NEW YORK (Reuters) - Organisers of the 2018 Winter Olympics in Pyeongchang, South Korea, expect long-time adversary North Korea to hold off for as long as possible on deciding whether to participate in the Games, South Korea’s top sports official said on Tuesday.
“We are very hopeful and expect them (North Korean athletes) to be able to participate in the Games. At the same time, we do know that this may be a very last-minute decision by North Korea,” said South Korean Sports Minister Do Jong-hwan at an Olympics preview event in New York.
The Winter Games kick off on Feb. 9 and run through Feb. 25.

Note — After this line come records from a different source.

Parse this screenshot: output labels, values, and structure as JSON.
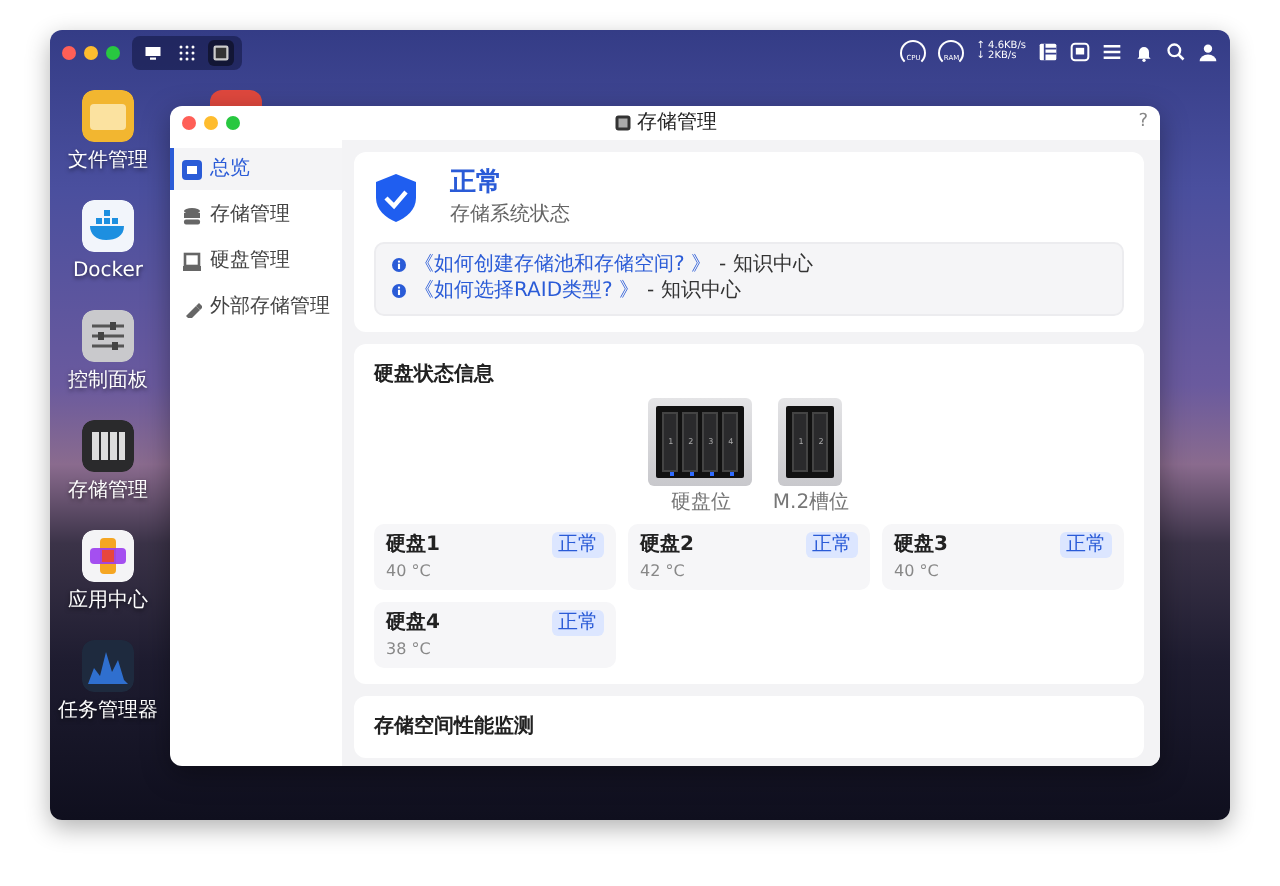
{
  "topbar": {
    "apps": [
      {
        "kind": "desktop",
        "selected": false
      },
      {
        "kind": "grid",
        "selected": false
      },
      {
        "kind": "storage",
        "selected": true
      }
    ],
    "gauges": [
      {
        "label": "CPU"
      },
      {
        "label": "RAM"
      }
    ],
    "network": {
      "upload": "↑ 4.6KB/s",
      "download": "↓ 2KB/s"
    },
    "tray": [
      {
        "kind": "list"
      },
      {
        "kind": "storage"
      },
      {
        "kind": "menu"
      },
      {
        "kind": "bell"
      },
      {
        "kind": "search"
      },
      {
        "kind": "user"
      }
    ]
  },
  "dock": [
    {
      "label": "文件管理",
      "kind": "files"
    },
    {
      "label": "Docker",
      "kind": "docker"
    },
    {
      "label": "控制面板",
      "kind": "control"
    },
    {
      "label": "存储管理",
      "kind": "storage"
    },
    {
      "label": "应用中心",
      "kind": "apps"
    },
    {
      "label": "任务管理器",
      "kind": "tasks"
    }
  ],
  "window": {
    "title": "存储管理",
    "help": "?",
    "sidebar": [
      {
        "label": "总览",
        "kind": "overview",
        "selected": true
      },
      {
        "label": "存储管理",
        "kind": "storage",
        "selected": false
      },
      {
        "label": "硬盘管理",
        "kind": "disk",
        "selected": false
      },
      {
        "label": "外部存储管理",
        "kind": "external",
        "selected": false
      }
    ],
    "status": {
      "title": "正常",
      "subtitle": "存储系统状态"
    },
    "links": [
      {
        "link": "《如何创建存储池和存储空间? 》",
        "suffix": "- 知识中心"
      },
      {
        "link": "《如何选择RAID类型? 》",
        "suffix": "- 知识中心"
      }
    ],
    "disk_section": {
      "title": "硬盘状态信息",
      "bays": [
        {
          "label": "硬盘位",
          "kind": "hdd",
          "slots": [
            "1",
            "2",
            "3",
            "4"
          ]
        },
        {
          "label": "M.2槽位",
          "kind": "m2",
          "slots": [
            "1",
            "2"
          ]
        }
      ],
      "disks": [
        {
          "name": "硬盘1",
          "status": "正常",
          "temp": "40 °C"
        },
        {
          "name": "硬盘2",
          "status": "正常",
          "temp": "42 °C"
        },
        {
          "name": "硬盘3",
          "status": "正常",
          "temp": "40 °C"
        },
        {
          "name": "硬盘4",
          "status": "正常",
          "temp": "38 °C"
        }
      ]
    },
    "next_section": {
      "title": "存储空间性能监测"
    }
  }
}
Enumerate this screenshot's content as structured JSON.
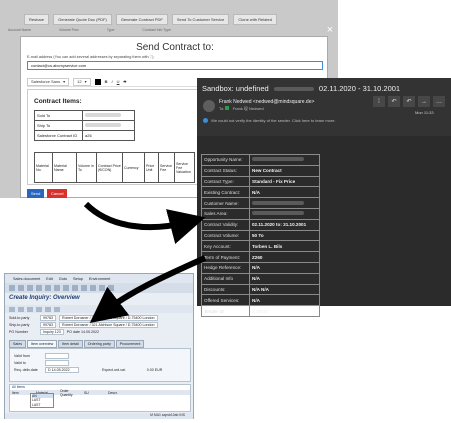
{
  "salesforce": {
    "bar_buttons": [
      "Reshare",
      "Generate Quote Doc (PDF)",
      "Generate Contract PDF",
      "Send To Customer Service",
      "Clone with Related"
    ],
    "sub_labels": [
      "Account Name",
      "Volume Prov",
      "Type",
      "Contract Info Type"
    ],
    "modal_title": "Send Contract to:",
    "email_hint": "E-mail address (You can add several addresses by separating them with ',')",
    "email_value": "contact@cs.abcmyservice.com",
    "font_select": "Salesforce Sans",
    "size_select": "12",
    "format_buttons": [
      "B",
      "I",
      "U",
      "S"
    ],
    "section_title": "Contract Items:",
    "items_table": [
      {
        "label": "Sold To",
        "value": ""
      },
      {
        "label": "Ship To",
        "value": ""
      },
      {
        "label": "Salesforce Contract ID",
        "value": "a26"
      }
    ],
    "item_columns": [
      "Material No.",
      "Material Name",
      "Volume in To",
      "Contract Price (€/CON)",
      "Currency",
      "Price Unit",
      "Service Fee",
      "Service Fee Valuation"
    ],
    "send_label": "Send",
    "cancel_label": "Cancel",
    "close_glyph": "×"
  },
  "outlook": {
    "subject_prefix": "Sandbox: undefined",
    "subject_dates": "02.11.2020 - 31.10.2001",
    "from": "Frank Nedwed <nedwed@mindsquare.de>",
    "to_label": "To:",
    "to_value": "Frank 现 Nedwed",
    "warning": "We could not verify the identity of the sender. Click here to learn more.",
    "time": "Mon 11:33",
    "action_glyphs": [
      "⁞",
      "↶",
      "↶",
      "→",
      "…"
    ],
    "rows": [
      {
        "key": "Opportunity Name:",
        "value": ""
      },
      {
        "key": "Contract Status:",
        "value": "New Contract"
      },
      {
        "key": "Contract Type:",
        "value": "Standard - Fix Price"
      },
      {
        "key": "Existing Contract:",
        "value": "N/A"
      },
      {
        "key": "Customer Name:",
        "value": ""
      },
      {
        "key": "Sales Area:",
        "value": ""
      },
      {
        "key": "Contract Validity:",
        "value": "02.11.2020 to: 31.10.2001"
      },
      {
        "key": "Contract Volume:",
        "value": "50 To"
      },
      {
        "key": "Key Account:",
        "value": "Torben L. Bils"
      },
      {
        "key": "Term of Payment:",
        "value": "Z260"
      },
      {
        "key": "Hedge Reference:",
        "value": "N/A"
      },
      {
        "key": "Additional Info",
        "value": "N/A"
      },
      {
        "key": "Discounts:",
        "value": "N/A  N/A"
      },
      {
        "key": "Offered Services:",
        "value": "N/A"
      },
      {
        "key": "Tender ID:",
        "value": "X73020"
      }
    ]
  },
  "sap": {
    "menu": [
      "Sales document",
      "Edit",
      "Goto",
      "Setup",
      "Environment"
    ],
    "title": "Create Inquiry: Overview",
    "rows": [
      {
        "label": "Sold-to party",
        "field1": "99783",
        "field2": "Robert Dorosner / 321 Atchison Square / D-75400 London"
      },
      {
        "label": "Ship-to party",
        "field1": "99783",
        "field2": "Robert Dorosner / 321 Atchison Square / D-75400 London"
      },
      {
        "label": "PO Number",
        "field1": "Inquiry 123",
        "field2": "PO date   14.05.2022"
      }
    ],
    "tabs": [
      "Sales",
      "Item overview",
      "Item detail",
      "Ordering party",
      "Procurement"
    ],
    "panel_rows": [
      {
        "label": "Valid from",
        "value": ""
      },
      {
        "label": "Valid to",
        "value": ""
      },
      {
        "label": "Req. deliv.date",
        "value": "D  14.05.2022"
      }
    ],
    "expect_label": "Expect.ord.val.",
    "expect_value": "0.00 EUR",
    "items_header": [
      "Item",
      "Material",
      "Order Quantity",
      "SU",
      "Descr."
    ],
    "items_title": "All Items",
    "dropdown": [
      "AN",
      "LAST",
      "LAST"
    ],
    "status": "M  MA1  sapsb10ab  INS"
  }
}
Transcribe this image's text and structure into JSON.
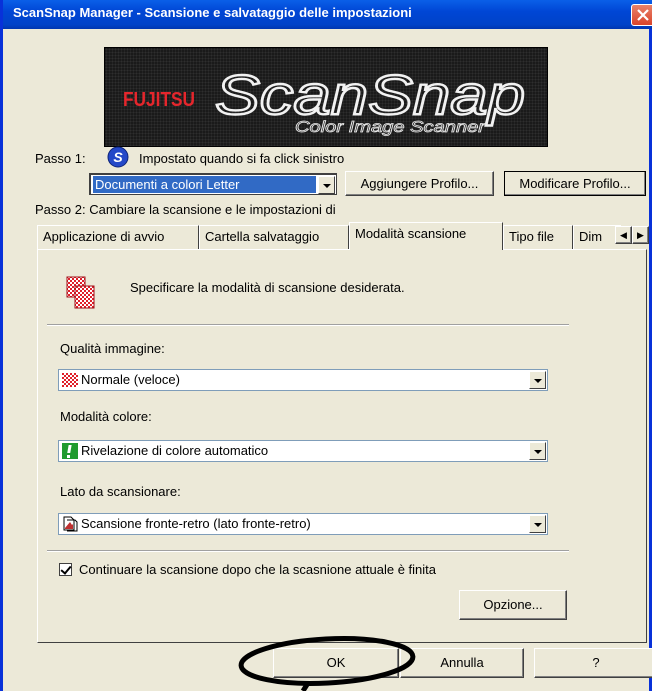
{
  "window": {
    "title": "ScanSnap Manager - Scansione e salvataggio delle impostazioni"
  },
  "logo": {
    "brand": "FUJITSU",
    "product": "ScanSnap",
    "tagline": "Color Image Scanner"
  },
  "step1": {
    "label": "Passo 1:",
    "hint": "Impostato quando si fa click sinistro",
    "profile": "Documenti a colori Letter",
    "add_profile": "Aggiungere Profilo...",
    "edit_profile": "Modificare Profilo..."
  },
  "step2": {
    "label": "Passo 2: Cambiare la scansione e le impostazioni di"
  },
  "tabs": [
    {
      "label": "Applicazione di avvio"
    },
    {
      "label": "Cartella salvataggio"
    },
    {
      "label": "Modalità scansione",
      "active": true
    },
    {
      "label": "Tipo file"
    },
    {
      "label": "Dim"
    }
  ],
  "panel": {
    "description": "Specificare la modalità di scansione desiderata.",
    "image_quality": {
      "label": "Qualità immagine:",
      "value": "Normale (veloce)"
    },
    "color_mode": {
      "label": "Modalità colore:",
      "value": "Rivelazione di colore automatico"
    },
    "scan_side": {
      "label": "Lato da scansionare:",
      "value": "Scansione fronte-retro (lato fronte-retro)"
    },
    "continue_scan": {
      "label": "Continuare la scansione dopo che la scasnione attuale è finita",
      "checked": true
    },
    "option_button": "Opzione..."
  },
  "footer": {
    "ok": "OK",
    "cancel": "Annulla",
    "help": "?"
  },
  "colors": {
    "titlebar": "#0046d5",
    "selection": "#316ac5",
    "dialog_bg": "#ece9d8",
    "annotation": "#000000"
  }
}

The International Olympic Committee is urging North Korea to participate, which could help ease safety and security concerns about the Games arising from Pyongyang’s nuclear and ballistic missile tests. Organizers have said the Games will be safe.
The mountainous resort town of Pyeongchang is located just 50 miles (80 km) from the demilitarized zone between North and South Korea, the world’s most heavily armed border. The two countries remain technically at war after their 1950-53 conflict ended with a truce and not a peace treaty.
“The IOC has expressed their willingness to support North Korea in terms of training costs and other costs related to participating at the Games,” Do said.
North Korea did not have any athletes at the 2014 Sochi Winter Games.
In late September, North Korea secured qualification for its first athletes at the Pyeongchang Olympics when figure skaters Ryom Tae-Ok and Kim Ju-Sik finished in the top six in a qualifying event in Germany.
“It’s very positive news. It means that they do have athletes who are eligible which is a positive sign for us. In terms of other sports, we are aware that there are North Korean athletes training for cross country (skiing) as well as other ice skating categories,” Do said.
Another reason for Olympic officials’ optimism over possible North Korea attendance in Pyeongchang is that leader Kim Jong Un is a well-known sports fan, and he has spent heavily on sport in connection with his bid to lift living standards in the North.
Still, the previous time South Korea hosted the Olympics, which was the 1988 Summer Games in Seoul, Kim’s grandfather Kim Il Sung, the founder of the North Korean state, boycotted them after a plan to co-host the event fell apart.
As of Tuesday, 43 heads of state and approximately 6,500 athletes from 95 nations and six continents were registered to attend the Games, according to Pyeongchang’s organising committee.
Reporting by Angela Moon; Editing by Tom Brown